Chinese vegan food, or, exclusively plant-based cuisine is seemingly few and far between in China. In Chinese culture, eating meat is equated with an individual showing signs of prosperity. Much like with Japanese cooking, In China, meat is not only the usual focal point of nearly every entrée, but the food itself is literally peppered with tiny pieces of meat as if it were some type of garnish. In addition to that, miniscule pieces of egg are almost always another decorative additive sprinkled over top of meals as a way of including a little insult with your misery, if you will. Although, this is never done to truly insult or offend anyone, it could be quite discouraging from a vegan’s or even possibly a vegetarian’s perspective, to say the least.
China became reformed in the late 1970’s and up until then, meat was seen as a luxury menu item. Animal products have definitely become more plentiful, accessible, and much more affordable in modern times. A large portion of China still feel that a meatless diet constitutes starvation and malnutrition. They favor dietary habits with the inclusion of meat at every sitting. They believe that it is extremely nutritious and will ensure vitality and good health. Contrarily, they feel that its omission will leave an individual feeling weak and even become sick. This way of thinking has proven to be the societal norm for Chinese culture for generations. Nevertheless, whether here in America, or abroad in Asia, change is the one and only universal constant in all lives that eventually everyone must agree to submit to at one given time or another.
The young and upcoming Chinese generation is starting to raise more awareness to the negative impacts that meat-consumption can have on health. In addition, environmental issues and wildlife conservation, as well as, animal rights are being pushed to the forefront and confronted. It has even been said to have contributed to an actual vegan movement being sparked recently. Vegetarianism is actually deeply rooted in Chinese culture from a religious standpoint. Buddhist Monks are forbidden to kill animals for consumption or accept anything that has been dispatched for them. Some Chinese would demonstrate their devotion to their religion and the Buddha, and refuse to eat meat for certain periods of time in earlier days.
D.I.Y. Chinese Vegan Style

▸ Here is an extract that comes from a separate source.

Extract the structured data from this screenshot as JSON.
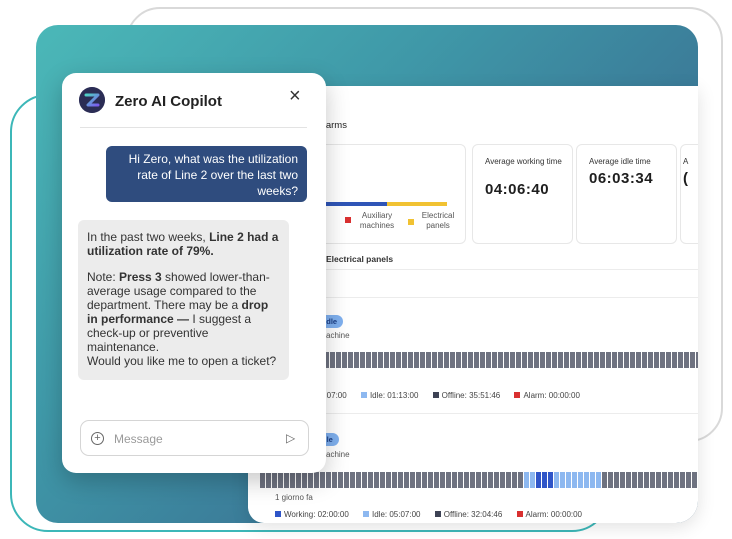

That is already sounding like a zesty and kick-packing punch of spice. It’s the marinades and spices that really bring all of these dishes together. Now that was a great ending to bleak kind of start when we first began talking about veganism in China. I think the answer to the question at hand is one of definite and delicious VEGAN PROSPERITY!